Incubators – Incubators specialize in growing new and early-stage businesses. They typically provide resources like office space, legal counsel, accounting and other business guidance, possibly even funding opportunities. The types of incubators vary greatly from office/service-oriented businesses to high tech. There are examples of incubators in Franklin, Lynchburg and Norton.

Accelerators – Accelerator programs are more geared towards rapid-growth companies. Most involve a “cohort” of companies that have applied to the accelerator program, and the idea is to “accelerate” the companies to market within a three- to six-month period. Roanoke and Hampton both have great examples.

Coworking space – There are an estimated 10,000 co-working spaces in the United States. The co-working space allows entrepreneurs and “gig economy” workers to join together in a low-cost space instead of working in isolation. These spaces typically offer other services such as networking events, mentoring and learning opportunities, and the opportunity to develop partnerships with other businesses. Richmond and Harrisonburg have really been at the forefront of coworking.

Maker space – A maker space is a collaborative workspace that includes a variety of maker tools such as 3-D printers, laser cutters, letter presses, CNC machines, computers and other equipment. Maker spaces typically charge a monthly fee to members and are created for those who are creating products or who would like to learn how to “make” items. Next time you are in Lexington or Staunton, check out these great examples!

Stay tuned for more in-depth discussion about each type of shared workspace, including best practices, in upcoming posts.

Starting a New Business: Where to Begin?

We hear from many communities that they have aspiring entrepreneurs who would like to explore their business ideas but don’t know where to begin. Here are a few great resources for start-ups:

Waynesboro used funding from a Building Entrepreneurial Economies (BEE) grant from DHCD to create an online tool and one-stop shop to help entrepreneurs through the process. Their “GroWaynesboro” site helps entrepreneurs “Dream It. Plan It. Be It.” They have even developed an interactive guide to starting a business in Waynesboro.

Small Business Development Centers are a helpful resource for new and experienced entrepreneurs. The Virginia SBDC network provides customized counseling and education for small businesses. They provide one-on-one assistance for businesses, as well as small-group training on management topics that are important to small business owners. There are centers located in every region of Virginia, and you can click here to find the location nearest you.

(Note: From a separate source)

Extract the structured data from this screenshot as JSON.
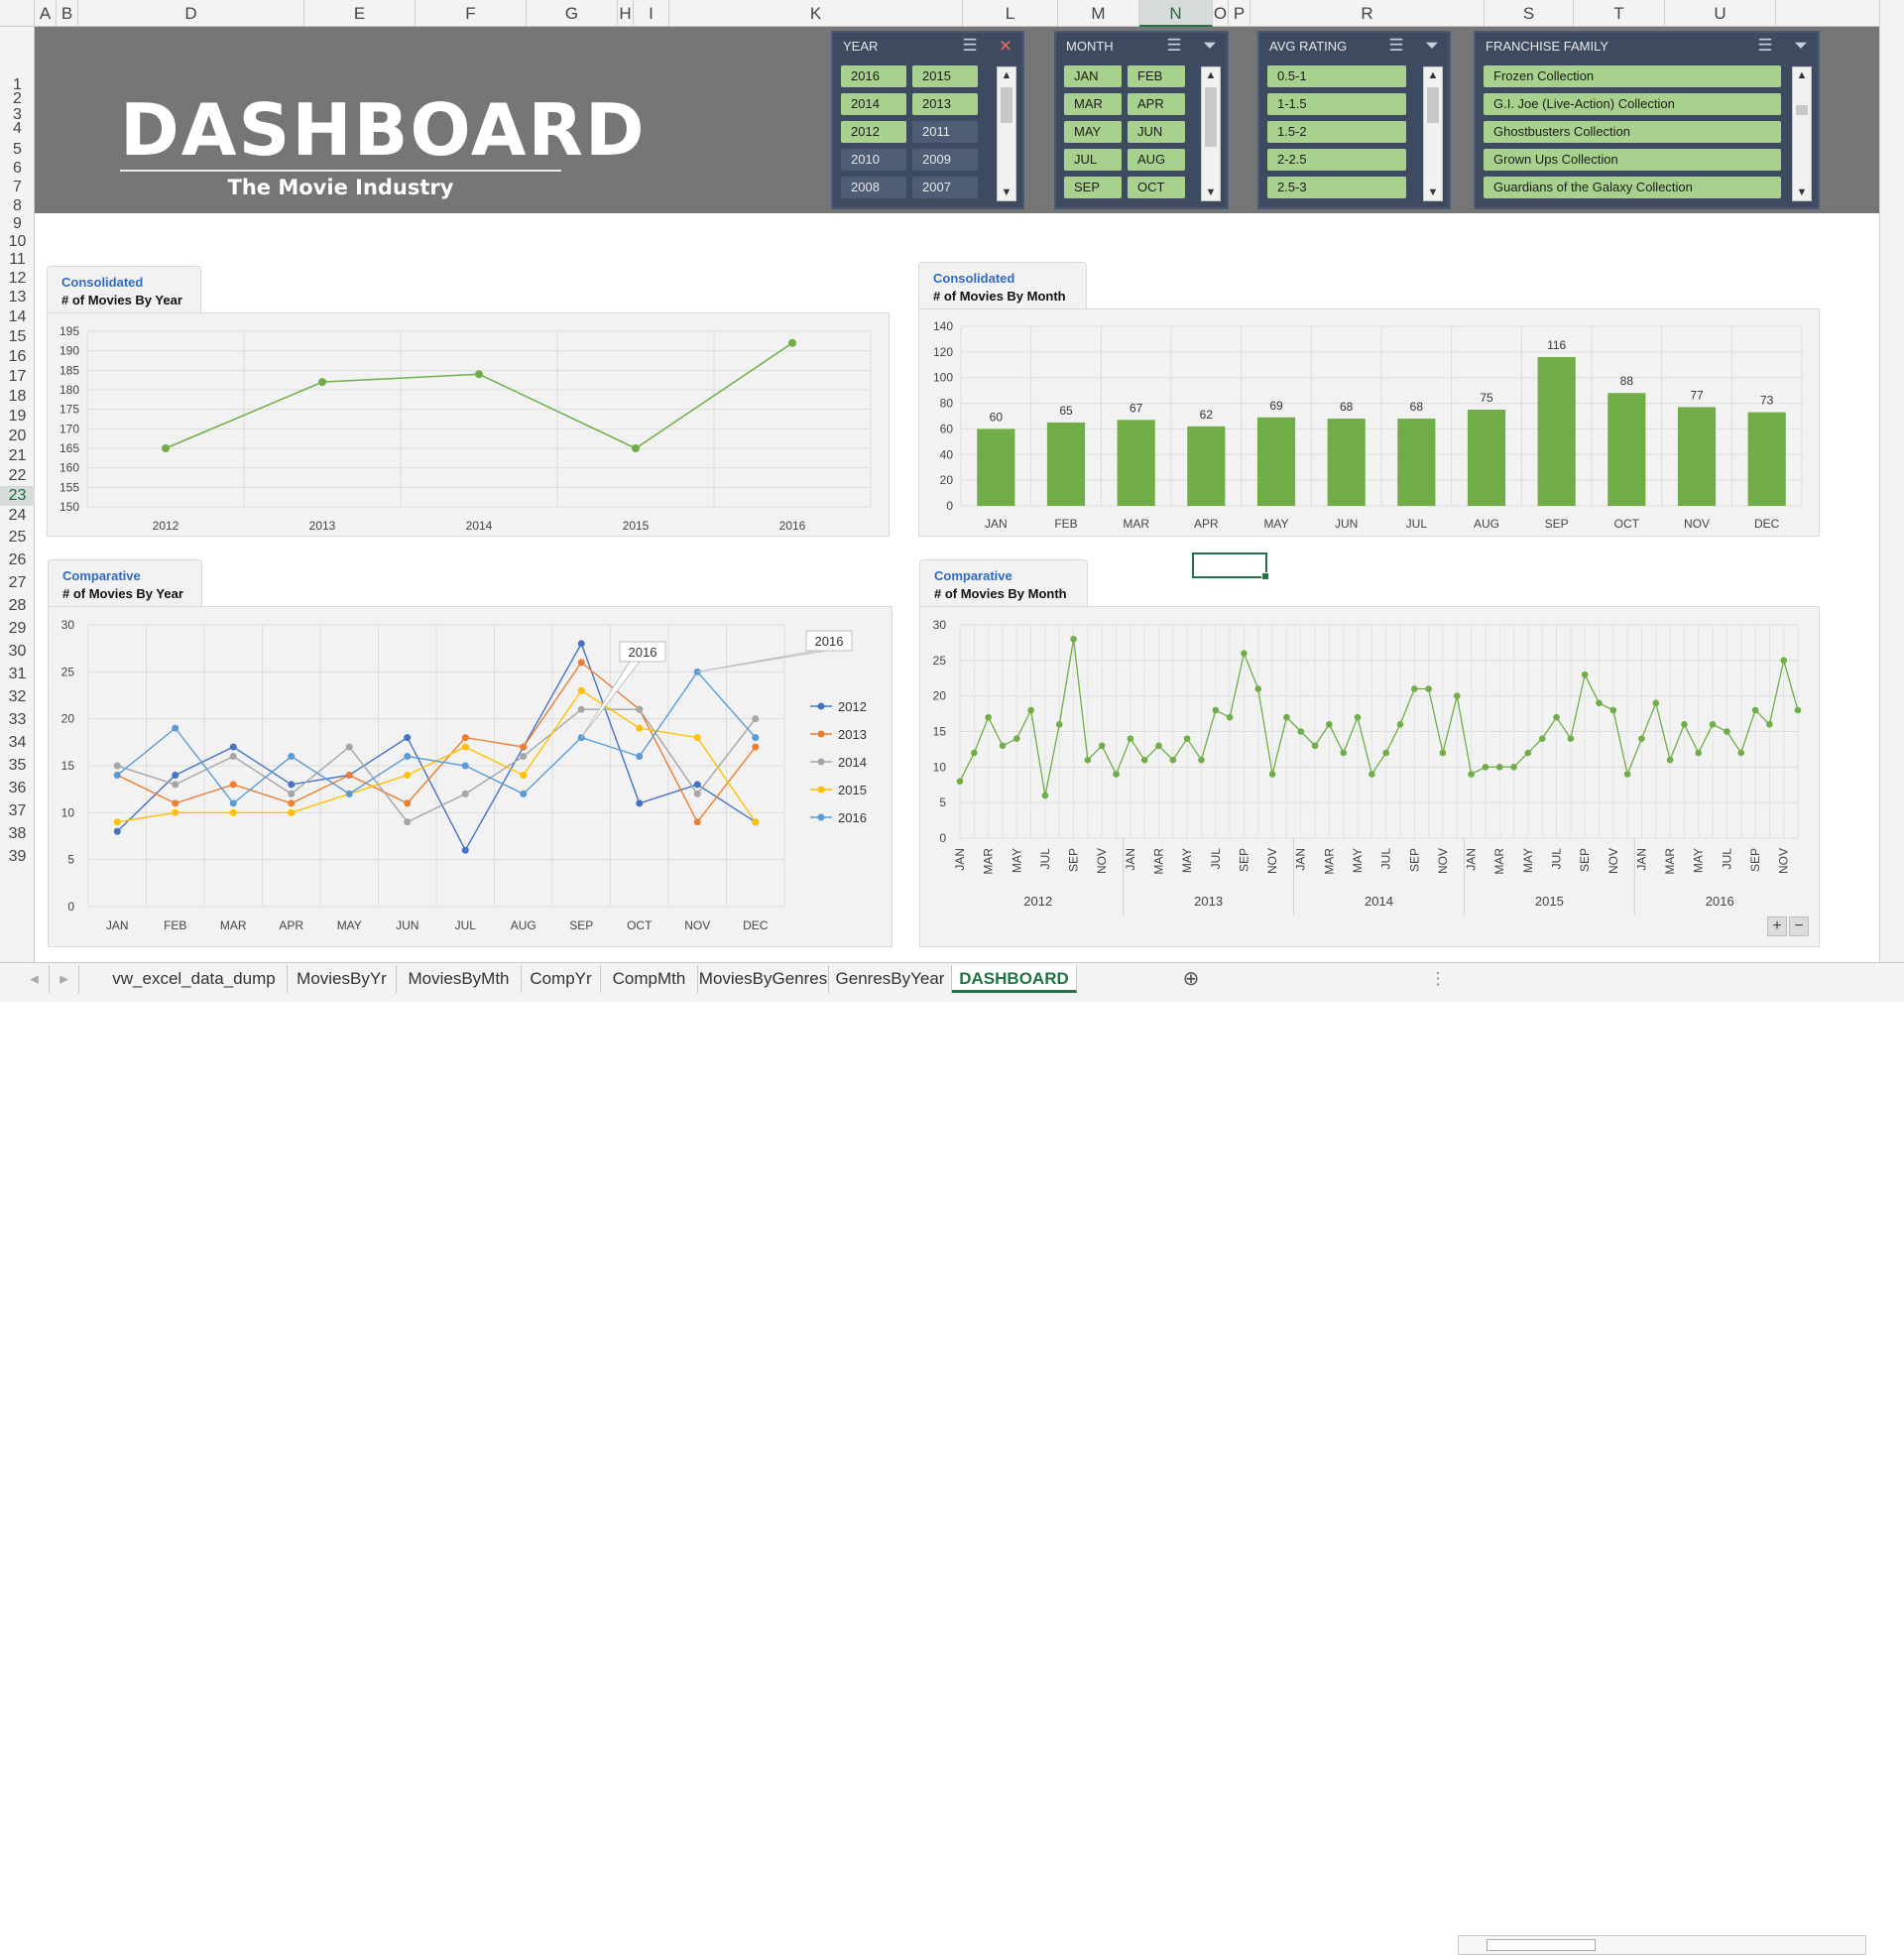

“We have a wealth of tools with which to help entrepreneurs start, fund, analyze and grow their businesses,” says Sheri McGuire of the Longwood SBDC in Farmville. “We have a great team of consultants and staff who share a common experience in business and as entrepreneurs and will work with clients confidentially, one on one, to help them reach their goals.”

Mentorship is also important for start-ups, as seasoned entrepreneurs can help newbies by sharing experiences and lessons learned in starting and growing their business. Some localities have mentorship networks, like the Community Investment Collaborative in Charlottesville. They also received funding through the BEE program to expand their reach. There are also chapters all over Virginia for SCORE, which is the largest network of volunteer, expert business members who help small businesses get off the ground, grow and achieve their goals through education and mentorship.

If your community has an innovative program to assist budding entrepreneurs, we would like to hear about it! Email us at mainstreet@dhcd.virginia.gov to let us know what is happening in your community. You may also contact us if you have any questions about these resources or others that may be available to entrepreneurs in Virginia.